** Exercise input follows **

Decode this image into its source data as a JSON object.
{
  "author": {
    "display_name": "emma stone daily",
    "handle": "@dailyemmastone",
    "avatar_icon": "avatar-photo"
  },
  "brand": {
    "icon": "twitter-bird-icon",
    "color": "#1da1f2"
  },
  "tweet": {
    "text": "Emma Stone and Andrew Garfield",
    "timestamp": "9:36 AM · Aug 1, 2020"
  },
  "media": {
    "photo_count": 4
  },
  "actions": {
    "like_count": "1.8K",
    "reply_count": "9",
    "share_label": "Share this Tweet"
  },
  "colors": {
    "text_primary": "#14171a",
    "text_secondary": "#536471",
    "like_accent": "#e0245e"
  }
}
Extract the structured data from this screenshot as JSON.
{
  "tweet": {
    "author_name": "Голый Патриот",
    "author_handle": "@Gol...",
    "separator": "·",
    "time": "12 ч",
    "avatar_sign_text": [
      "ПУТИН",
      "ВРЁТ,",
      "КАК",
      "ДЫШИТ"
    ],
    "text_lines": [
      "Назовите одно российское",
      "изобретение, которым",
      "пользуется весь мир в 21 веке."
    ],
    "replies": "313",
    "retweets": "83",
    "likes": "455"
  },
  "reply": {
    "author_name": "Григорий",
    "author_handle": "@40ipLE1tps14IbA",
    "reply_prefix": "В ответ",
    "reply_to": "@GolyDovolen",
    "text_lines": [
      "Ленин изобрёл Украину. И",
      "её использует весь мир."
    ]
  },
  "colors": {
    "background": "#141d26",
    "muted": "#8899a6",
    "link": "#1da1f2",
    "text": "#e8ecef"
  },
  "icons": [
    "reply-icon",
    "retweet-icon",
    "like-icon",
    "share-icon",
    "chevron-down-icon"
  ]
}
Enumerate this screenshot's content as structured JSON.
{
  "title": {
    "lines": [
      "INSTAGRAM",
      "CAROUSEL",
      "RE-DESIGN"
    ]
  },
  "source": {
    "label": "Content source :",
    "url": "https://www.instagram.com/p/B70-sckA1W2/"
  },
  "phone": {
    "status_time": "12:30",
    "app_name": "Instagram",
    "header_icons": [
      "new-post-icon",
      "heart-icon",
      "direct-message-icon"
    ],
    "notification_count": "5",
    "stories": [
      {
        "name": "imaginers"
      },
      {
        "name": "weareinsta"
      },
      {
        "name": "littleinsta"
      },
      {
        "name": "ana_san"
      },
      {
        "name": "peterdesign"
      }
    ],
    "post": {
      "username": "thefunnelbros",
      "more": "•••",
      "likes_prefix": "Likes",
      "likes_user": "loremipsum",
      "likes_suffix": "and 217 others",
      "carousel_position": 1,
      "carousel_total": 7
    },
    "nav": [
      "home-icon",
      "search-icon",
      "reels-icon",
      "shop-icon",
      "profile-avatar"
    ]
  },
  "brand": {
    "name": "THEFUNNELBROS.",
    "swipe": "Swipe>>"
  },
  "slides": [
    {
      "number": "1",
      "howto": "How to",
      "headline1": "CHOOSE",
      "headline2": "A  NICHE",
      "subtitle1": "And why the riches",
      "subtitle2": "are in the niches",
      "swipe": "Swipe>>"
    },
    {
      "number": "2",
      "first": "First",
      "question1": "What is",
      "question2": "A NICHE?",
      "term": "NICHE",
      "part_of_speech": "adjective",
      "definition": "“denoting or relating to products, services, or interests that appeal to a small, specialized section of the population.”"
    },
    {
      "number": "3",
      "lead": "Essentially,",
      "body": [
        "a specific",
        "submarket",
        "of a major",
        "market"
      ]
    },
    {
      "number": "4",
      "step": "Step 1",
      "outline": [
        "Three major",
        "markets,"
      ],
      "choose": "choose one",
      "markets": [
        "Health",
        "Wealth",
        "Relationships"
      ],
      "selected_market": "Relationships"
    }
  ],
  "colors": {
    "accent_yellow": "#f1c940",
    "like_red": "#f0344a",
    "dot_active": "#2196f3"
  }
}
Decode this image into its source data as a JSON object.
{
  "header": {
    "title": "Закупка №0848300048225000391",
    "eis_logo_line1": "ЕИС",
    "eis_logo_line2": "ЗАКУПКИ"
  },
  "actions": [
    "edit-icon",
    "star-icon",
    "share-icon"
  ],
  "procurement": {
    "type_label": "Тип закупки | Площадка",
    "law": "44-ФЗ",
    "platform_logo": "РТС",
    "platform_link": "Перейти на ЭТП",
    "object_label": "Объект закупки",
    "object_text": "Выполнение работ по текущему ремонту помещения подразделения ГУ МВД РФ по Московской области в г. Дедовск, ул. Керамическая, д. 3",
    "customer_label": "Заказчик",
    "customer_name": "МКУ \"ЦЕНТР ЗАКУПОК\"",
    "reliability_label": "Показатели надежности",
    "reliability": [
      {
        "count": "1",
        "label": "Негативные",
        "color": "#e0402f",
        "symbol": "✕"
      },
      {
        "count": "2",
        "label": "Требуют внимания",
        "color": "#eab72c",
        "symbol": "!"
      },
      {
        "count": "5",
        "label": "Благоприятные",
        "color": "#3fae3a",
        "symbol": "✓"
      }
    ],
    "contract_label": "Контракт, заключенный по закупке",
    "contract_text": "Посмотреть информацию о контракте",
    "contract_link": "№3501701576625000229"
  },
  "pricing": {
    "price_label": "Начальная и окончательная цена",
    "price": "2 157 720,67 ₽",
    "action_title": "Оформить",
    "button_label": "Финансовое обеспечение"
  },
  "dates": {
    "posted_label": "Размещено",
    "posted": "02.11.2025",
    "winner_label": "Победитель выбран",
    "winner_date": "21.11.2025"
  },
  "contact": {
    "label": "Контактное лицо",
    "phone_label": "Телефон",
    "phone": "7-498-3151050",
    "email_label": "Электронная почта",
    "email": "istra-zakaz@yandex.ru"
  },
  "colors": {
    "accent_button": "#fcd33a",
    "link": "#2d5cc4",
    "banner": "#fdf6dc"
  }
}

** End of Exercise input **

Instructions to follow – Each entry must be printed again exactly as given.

Answer to the problem –
Decode this image into its source data as a JSON object.
{
  "author": {
    "display_name": "emma stone daily",
    "handle": "@dailyemmastone",
    "avatar_icon": "avatar-photo"
  },
  "brand": {
    "icon": "twitter-bird-icon",
    "color": "#1da1f2"
  },
  "tweet": {
    "text": "Emma Stone and Andrew Garfield",
    "timestamp": "9:36 AM · Aug 1, 2020"
  },
  "media": {
    "photo_count": 4
  },
  "actions": {
    "like_count": "1.8K",
    "reply_count": "9",
    "share_label": "Share this Tweet"
  },
  "colors": {
    "text_primary": "#14171a",
    "text_secondary": "#536471",
    "like_accent": "#e0245e"
  }
}
Extract the structured data from this screenshot as JSON.
{
  "tweet": {
    "author_name": "Голый Патриот",
    "author_handle": "@Gol...",
    "separator": "·",
    "time": "12 ч",
    "avatar_sign_text": [
      "ПУТИН",
      "ВРЁТ,",
      "КАК",
      "ДЫШИТ"
    ],
    "text_lines": [
      "Назовите одно российское",
      "изобретение, которым",
      "пользуется весь мир в 21 веке."
    ],
    "replies": "313",
    "retweets": "83",
    "likes": "455"
  },
  "reply": {
    "author_name": "Григорий",
    "author_handle": "@40ipLE1tps14IbA",
    "reply_prefix": "В ответ",
    "reply_to": "@GolyDovolen",
    "text_lines": [
      "Ленин изобрёл Украину. И",
      "её использует весь мир."
    ]
  },
  "colors": {
    "background": "#141d26",
    "muted": "#8899a6",
    "link": "#1da1f2",
    "text": "#e8ecef"
  },
  "icons": [
    "reply-icon",
    "retweet-icon",
    "like-icon",
    "share-icon",
    "chevron-down-icon"
  ]
}
Enumerate this screenshot's content as structured JSON.
{
  "title": {
    "lines": [
      "INSTAGRAM",
      "CAROUSEL",
      "RE-DESIGN"
    ]
  },
  "source": {
    "label": "Content source :",
    "url": "https://www.instagram.com/p/B70-sckA1W2/"
  },
  "phone": {
    "status_time": "12:30",
    "app_name": "Instagram",
    "header_icons": [
      "new-post-icon",
      "heart-icon",
      "direct-message-icon"
    ],
    "notification_count": "5",
    "stories": [
      {
        "name": "imaginers"
      },
      {
        "name": "weareinsta"
      },
      {
        "name": "littleinsta"
      },
      {
        "name": "ana_san"
      },
      {
        "name": "peterdesign"
      }
    ],
    "post": {
      "username": "thefunnelbros",
      "more": "•••",
      "likes_prefix": "Likes",
      "likes_user": "loremipsum",
      "likes_suffix": "and 217 others",
      "carousel_position": 1,
      "carousel_total": 7
    },
    "nav": [
      "home-icon",
      "search-icon",
      "reels-icon",
      "shop-icon",
      "profile-avatar"
    ]
  },
  "brand": {
    "name": "THEFUNNELBROS.",
    "swipe": "Swipe>>"
  },
  "slides": [
    {
      "number": "1",
      "howto": "How to",
      "headline1": "CHOOSE",
      "headline2": "A  NICHE",
      "subtitle1": "And why the riches",
      "subtitle2": "are in the niches",
      "swipe": "Swipe>>"
    },
    {
      "number": "2",
      "first": "First",
      "question1": "What is",
      "question2": "A NICHE?",
      "term": "NICHE",
      "part_of_speech": "adjective",
      "definition": "“denoting or relating to products, services, or interests that appeal to a small, specialized section of the population.”"
    },
    {
      "number": "3",
      "lead": "Essentially,",
      "body": [
        "a specific",
        "submarket",
        "of a major",
        "market"
      ]
    },
    {
      "number": "4",
      "step": "Step 1",
      "outline": [
        "Three major",
        "markets,"
      ],
      "choose": "choose one",
      "markets": [
        "Health",
        "Wealth",
        "Relationships"
      ],
      "selected_market": "Relationships"
    }
  ],
  "colors": {
    "accent_yellow": "#f1c940",
    "like_red": "#f0344a",
    "dot_active": "#2196f3"
  }
}
Decode this image into its source data as a JSON object.
{
  "header": {
    "title": "Закупка №0848300048225000391",
    "eis_logo_line1": "ЕИС",
    "eis_logo_line2": "ЗАКУПКИ"
  },
  "actions": [
    "edit-icon",
    "star-icon",
    "share-icon"
  ],
  "procurement": {
    "type_label": "Тип закупки | Площадка",
    "law": "44-ФЗ",
    "platform_logo": "РТС",
    "platform_link": "Перейти на ЭТП",
    "object_label": "Объект закупки",
    "object_text": "Выполнение работ по текущему ремонту помещения подразделения ГУ МВД РФ по Московской области в г. Дедовск, ул. Керамическая, д. 3",
    "customer_label": "Заказчик",
    "customer_name": "МКУ \"ЦЕНТР ЗАКУПОК\"",
    "reliability_label": "Показатели надежности",
    "reliability": [
      {
        "count": "1",
        "label": "Негативные",
        "color": "#e0402f",
        "symbol": "✕"
      },
      {
        "count": "2",
        "label": "Требуют внимания",
        "color": "#eab72c",
        "symbol": "!"
      },
      {
        "count": "5",
        "label": "Благоприятные",
        "color": "#3fae3a",
        "symbol": "✓"
      }
    ],
    "contract_label": "Контракт, заключенный по закупке",
    "contract_text": "Посмотреть информацию о контракте",
    "contract_link": "№3501701576625000229"
  },
  "pricing": {
    "price_label": "Начальная и окончательная цена",
    "price": "2 157 720,67 ₽",
    "action_title": "Оформить",
    "button_label": "Финансовое обеспечение"
  },
  "dates": {
    "posted_label": "Размещено",
    "posted": "02.11.2025",
    "winner_label": "Победитель выбран",
    "winner_date": "21.11.2025"
  },
  "contact": {
    "label": "Контактное лицо",
    "phone_label": "Телефон",
    "phone": "7-498-3151050",
    "email_label": "Электронная почта",
    "email": "istra-zakaz@yandex.ru"
  },
  "colors": {
    "accent_button": "#fcd33a",
    "link": "#2d5cc4",
    "banner": "#fdf6dc"
  }
}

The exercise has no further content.